The study was based on 10 qualitative in-depth interviews and a large-scale quantitative survey with a sample of 1566 international students from 72 countries and studying at 27 Hungarian higher education institutions, the majority of whom (81%) Stipendium Hungaricum scholarship holders.
The study addressed the following main topics:
In addition, Stipendium Hungaricum scholarship holders (full-time and part-time) were asked about their satisfaction with the assistance related to the payment of the scholarship, to finding accommodation, and help with health insurance; satisfaction with the information provided by the institutions, and with the services provided to students, satisfaction with student counselling, and with mentoring services.
Some of the findings show that students associate the country and its inhabitants with beauty, kindness and friendliness, whereas no negative associations were made in the same context. Kindness and helpfulness were associated as well to the experiences with university administrative staff by 63% of the respondents, whereas negative experiences were reported mainly in relation to the Office of Immigration and Nationality as well as to the healthcare services.
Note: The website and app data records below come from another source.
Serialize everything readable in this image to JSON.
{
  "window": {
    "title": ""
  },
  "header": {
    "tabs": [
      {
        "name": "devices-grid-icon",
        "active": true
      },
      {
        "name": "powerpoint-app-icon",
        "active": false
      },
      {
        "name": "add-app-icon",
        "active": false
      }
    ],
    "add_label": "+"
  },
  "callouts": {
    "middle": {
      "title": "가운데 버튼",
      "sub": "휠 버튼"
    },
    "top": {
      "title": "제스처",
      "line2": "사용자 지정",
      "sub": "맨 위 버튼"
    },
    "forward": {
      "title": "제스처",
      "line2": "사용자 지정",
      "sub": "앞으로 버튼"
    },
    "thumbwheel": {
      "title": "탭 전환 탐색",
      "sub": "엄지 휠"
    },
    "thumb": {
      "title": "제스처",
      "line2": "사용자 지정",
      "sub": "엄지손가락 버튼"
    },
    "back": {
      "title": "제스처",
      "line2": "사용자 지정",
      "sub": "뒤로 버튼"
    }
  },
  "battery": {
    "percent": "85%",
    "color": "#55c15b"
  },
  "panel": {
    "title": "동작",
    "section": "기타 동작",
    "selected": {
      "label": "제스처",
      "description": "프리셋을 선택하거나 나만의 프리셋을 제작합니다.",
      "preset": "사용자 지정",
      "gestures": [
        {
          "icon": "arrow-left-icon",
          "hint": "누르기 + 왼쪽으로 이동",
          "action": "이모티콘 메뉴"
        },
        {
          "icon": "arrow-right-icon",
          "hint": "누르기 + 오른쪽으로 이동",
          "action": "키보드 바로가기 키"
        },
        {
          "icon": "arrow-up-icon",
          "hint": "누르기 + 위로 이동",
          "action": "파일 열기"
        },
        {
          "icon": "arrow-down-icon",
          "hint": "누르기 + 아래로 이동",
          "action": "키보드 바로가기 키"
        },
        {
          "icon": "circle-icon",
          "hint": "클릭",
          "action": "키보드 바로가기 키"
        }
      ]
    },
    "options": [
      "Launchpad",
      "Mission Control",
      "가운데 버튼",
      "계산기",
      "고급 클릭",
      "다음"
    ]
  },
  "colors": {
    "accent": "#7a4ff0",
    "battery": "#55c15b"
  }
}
How did students get to know about study opportunities in Hungary? According to the responses, mainly through web scholarship portals and word of mouth (information received from friends). The top three reasons students mention as decisive for opting to study in Hungary were the high quality of education, desire to get to know another culture and affordable prices.
The interviews further revealed that some of the aspects that need improvement are the mentor/buddy programmes at Hungarian universities as well as the integration of international students with the local student population by, for example, organising more joint activities, both academic and extracurricular.
On the basis of the findings, a number of recommendations were put forward for the improvement of student support services pertaining to the orientation, infrastructure, integration and communication, some of which call for better pre-departure information provided to students, better integration with local students, better support for Stipendium Hungaricum students in finding accommodation, to name just a few.
For more findings and recommendations please consult Tempus Public Foundation: